As the sort of Final Girl, Rachel is an adequate successor to Laurie Strode. The lengths she goes to to protect Jamie are admirable, and Cornell is grounded and likable. In a resourceful, even-headed Final Girl sort of way.
In a last ditch attempt to throw something new onto the pile, or set up a sequel (hey, who are they kidding?) Halloween 4 closes with Jamie apparently established as a progeny/successor to Michael Myers’ blood-hewn legacy. The film closes with her stabbing her foster mother and staring blankly at the screen, decked out in a clown costume (echoing the opening scene of the original film in which a similarly dressed young Myers kills his sister) having seemingly inherited her maniacal uncle’s psychotic tendencies. This of course would be sidestepped in the follow up and even more lackluster Halloween 5: The Revenge of Michael Myers.
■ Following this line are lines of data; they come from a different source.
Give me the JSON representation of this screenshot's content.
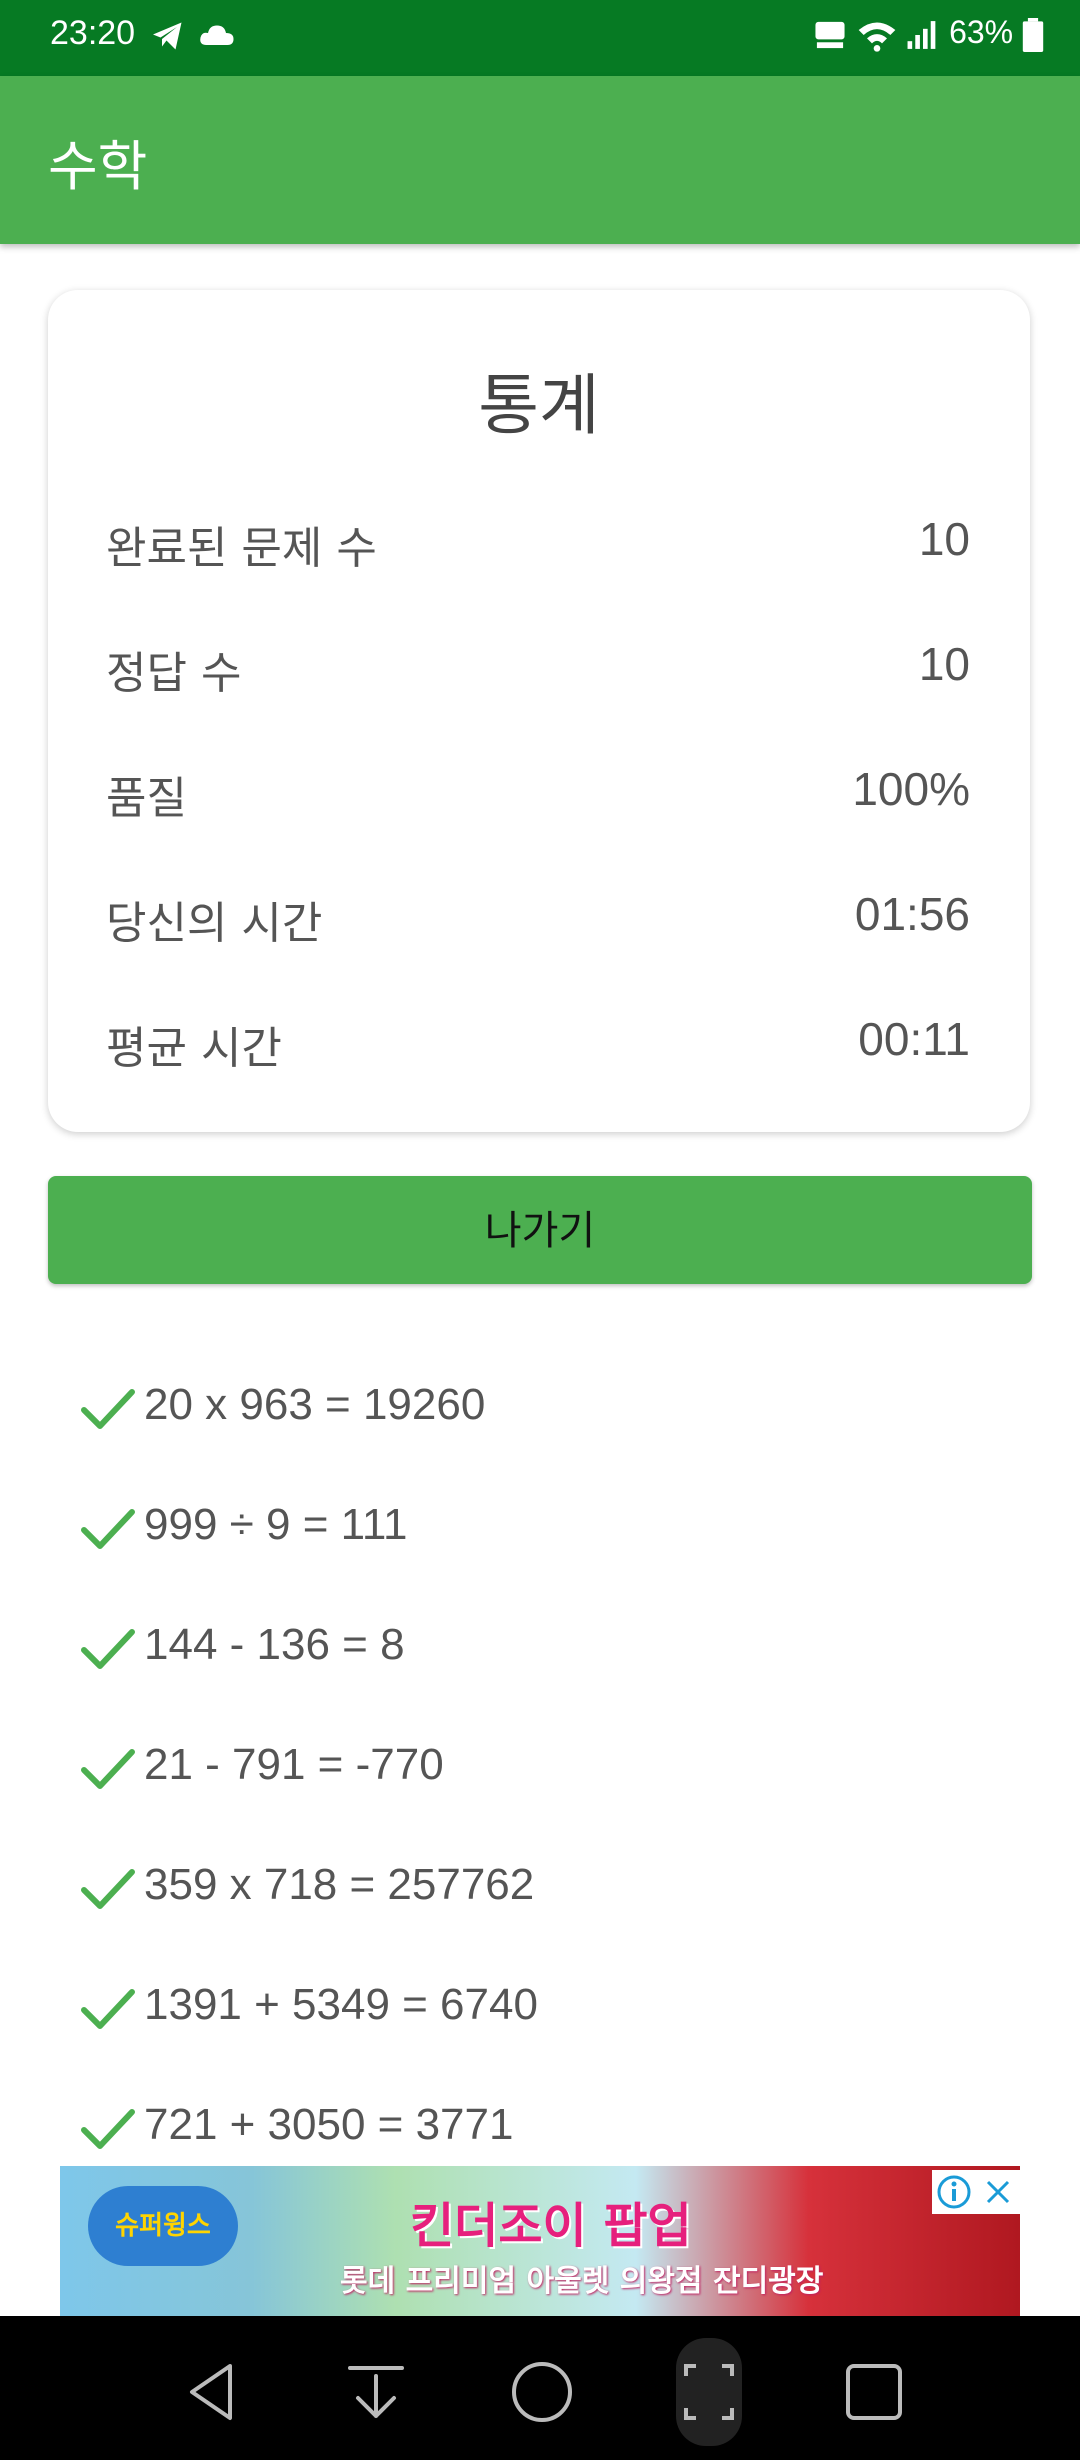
{
  "status_bar": {
    "time": "23:20",
    "battery": "63%",
    "left_icons": [
      "telegram-icon",
      "cloud-icon"
    ],
    "right_icons": [
      "hd-voice-icon",
      "wifi-icon",
      "signal-icon",
      "battery-icon"
    ]
  },
  "app_bar": {
    "title": "수학"
  },
  "stats": {
    "title": "통계",
    "rows": [
      {
        "label": "완료된 문제 수",
        "value": "10"
      },
      {
        "label": "정답 수",
        "value": "10"
      },
      {
        "label": "품질",
        "value": "100%"
      },
      {
        "label": "당신의 시간",
        "value": "01:56"
      },
      {
        "label": "평균 시간",
        "value": "00:11"
      }
    ]
  },
  "exit_button": {
    "label": "나가기"
  },
  "results": [
    {
      "expr": "20 x 963 = 19260",
      "correct": true
    },
    {
      "expr": "999 ÷ 9 = 111",
      "correct": true
    },
    {
      "expr": "144 - 136 = 8",
      "correct": true
    },
    {
      "expr": "21 - 791 = -770",
      "correct": true
    },
    {
      "expr": "359 x 718 = 257762",
      "correct": true
    },
    {
      "expr": "1391 + 5349 = 6740",
      "correct": true
    },
    {
      "expr": "721 + 3050 = 3771",
      "correct": true
    }
  ],
  "ad": {
    "left_logo": "슈퍼윙스",
    "headline": "킨더조이 팝업",
    "subline": "롯데 프리미엄 아울렛 의왕점 잔디광장"
  },
  "nav_bar": {
    "buttons": [
      "back-icon",
      "download-icon",
      "home-icon",
      "screenshot-icon",
      "recents-icon"
    ]
  },
  "colors": {
    "status_bar": "#067a23",
    "app_bar": "#4caf50",
    "check": "#4caf50",
    "text": "#555555"
  }
}
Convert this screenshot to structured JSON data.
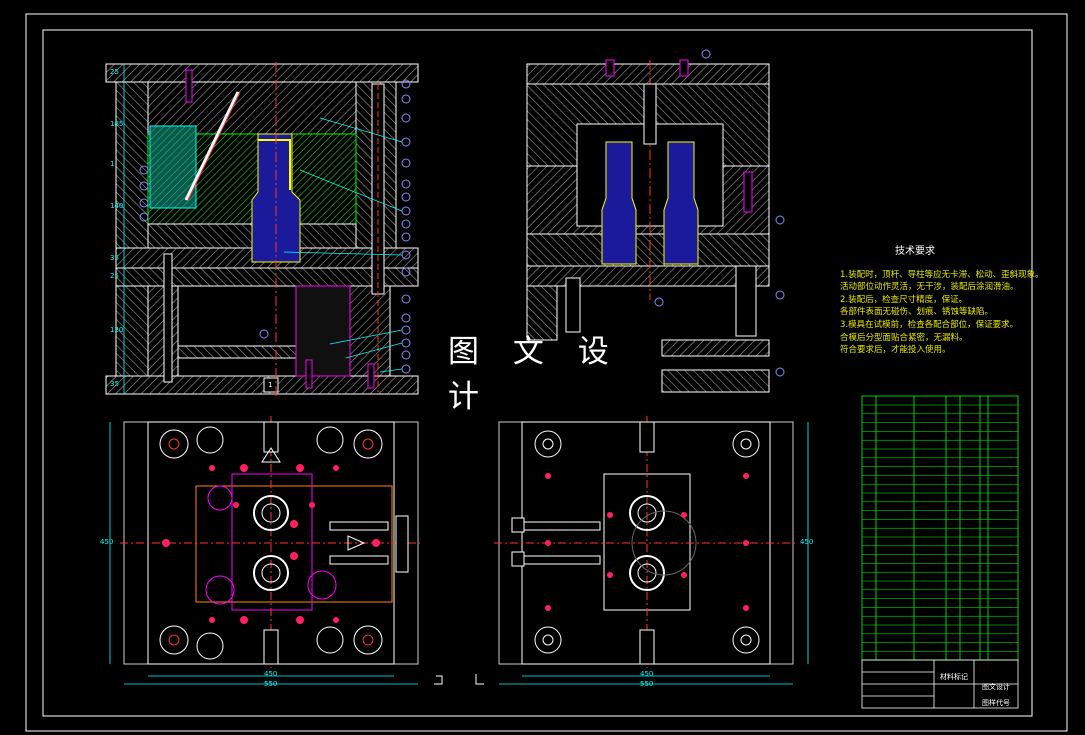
{
  "watermark": "图 文 设 计",
  "tech_requirements": {
    "heading": "技术要求",
    "lines": [
      "1.装配时，顶杆、导柱等应无卡滞、松动、歪斜现象。",
      "活动部位动作灵活，无干涉，装配后涂润滑油。",
      "2.装配后，检查尺寸精度，保证。",
      "各部件表面无碰伤、划痕、锈蚀等缺陷。",
      "3.模具在试模前，检查各配合部位，保证要求。",
      "合模后分型面贴合紧密，无漏料。",
      "符合要求后，才能投入使用。"
    ]
  },
  "title_block": {
    "material_label": "材料标记",
    "company_label": "图文设计",
    "code_label": "图样代号"
  },
  "dims": {
    "plan_left_width": "450",
    "plan_left_outer": "550",
    "plan_left_height": "450",
    "plan_right_width": "450",
    "plan_right_outer": "550",
    "plan_right_height": "450",
    "side_dims": [
      "25",
      "185",
      "1",
      "140",
      "35",
      "25",
      "120",
      "35"
    ],
    "marker_bottom": "1"
  },
  "colors": {
    "background": "#000000",
    "hatch": "#c8c8c8",
    "outline": "#ffffff",
    "green": "#00ff00",
    "cyan": "#00ffff",
    "yellow": "#ffff00",
    "blue_part": "#1a1a9a",
    "magenta": "#ff00ff",
    "red": "#ff2020",
    "teal_fill": "#0a6b5a"
  }
}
On a more or less even par with Halloween II, Halloween 4: The Return of Michael Myers is also quite disappointing – and when compared with Carpenter’s original classic, it is a staggering let down. That it also pales somewhat in comparison to countless other copycat slasher flicks of the time is also telling of its lack of originality. The few interesting ideas it toys with are lost amid the clichés, tensionless violence and pretty much tired-as-soon-as-they-were-established conventions the genre is renowned for.